« Reply #8 on: December 28, 2011, 10:56:01 AM »
ICLaw and Kaptest, thank you both so much for your advice. It is greatly appreciated.  I have been looking at the questions I have been getting wrong and it is consistantly the "strengthen/weaken" questions.
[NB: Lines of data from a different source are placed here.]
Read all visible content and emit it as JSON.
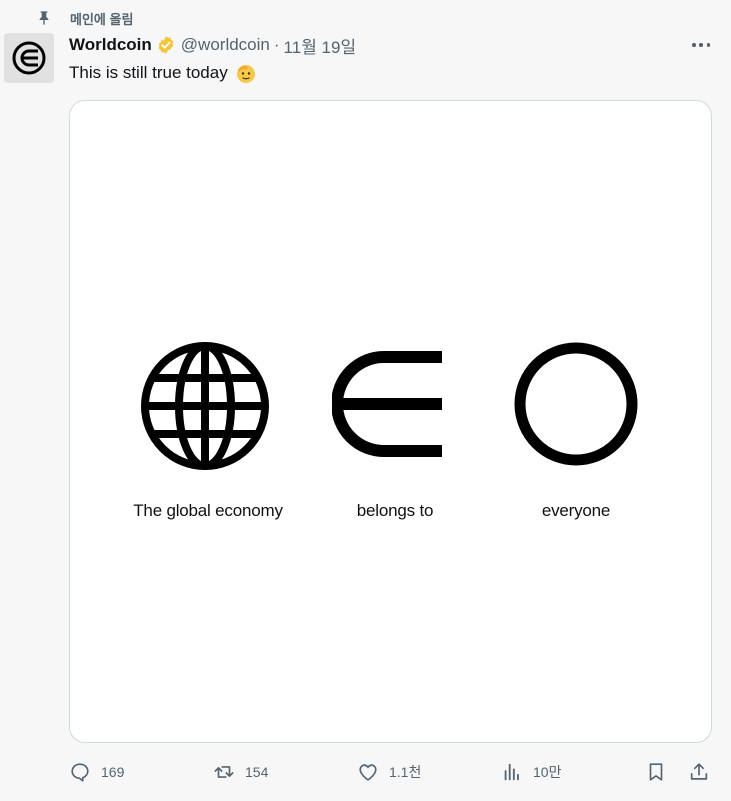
{
  "pinned": {
    "label": "메인에 올림",
    "icon": "pin-icon"
  },
  "author": {
    "name": "Worldcoin",
    "handle": "@worldcoin",
    "separator": "·",
    "timestamp": "11월 19일",
    "verified_color": "#f4c43a"
  },
  "tweet": {
    "text": "This is still true today",
    "emoji": "saluting-face-emoji"
  },
  "media": {
    "captions": [
      "The global economy",
      "belongs to",
      "everyone"
    ]
  },
  "actions": {
    "reply_count": "169",
    "retweet_count": "154",
    "like_count": "1.1천",
    "view_count": "10만"
  },
  "colors": {
    "text": "#0f1419",
    "secondary": "#536471",
    "border": "#cfd9de"
  }
}
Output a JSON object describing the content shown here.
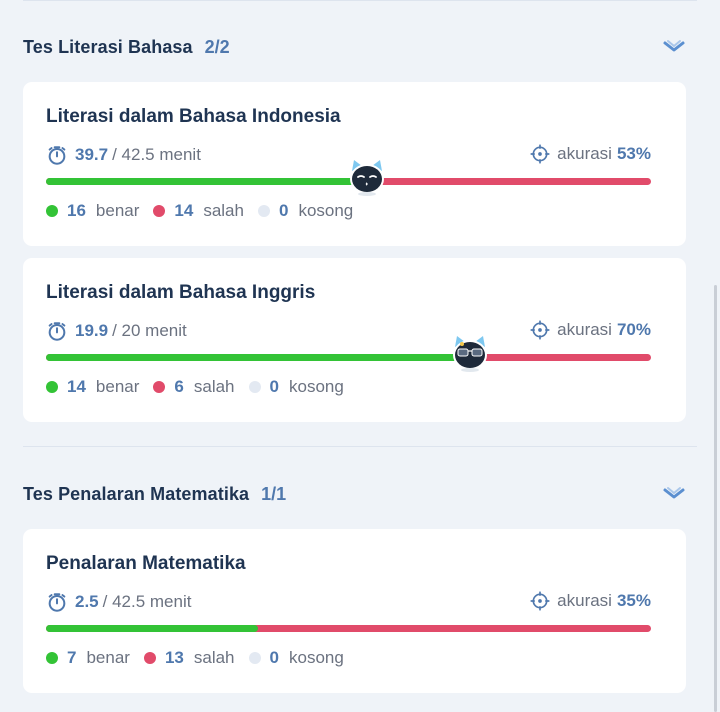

Does anyone have tips on how to tackle these particular questions?  I will have to look into the online course for testmasters as it is not offered in the part of Canada I live in.  ICLaw, did you do the online version or the live course?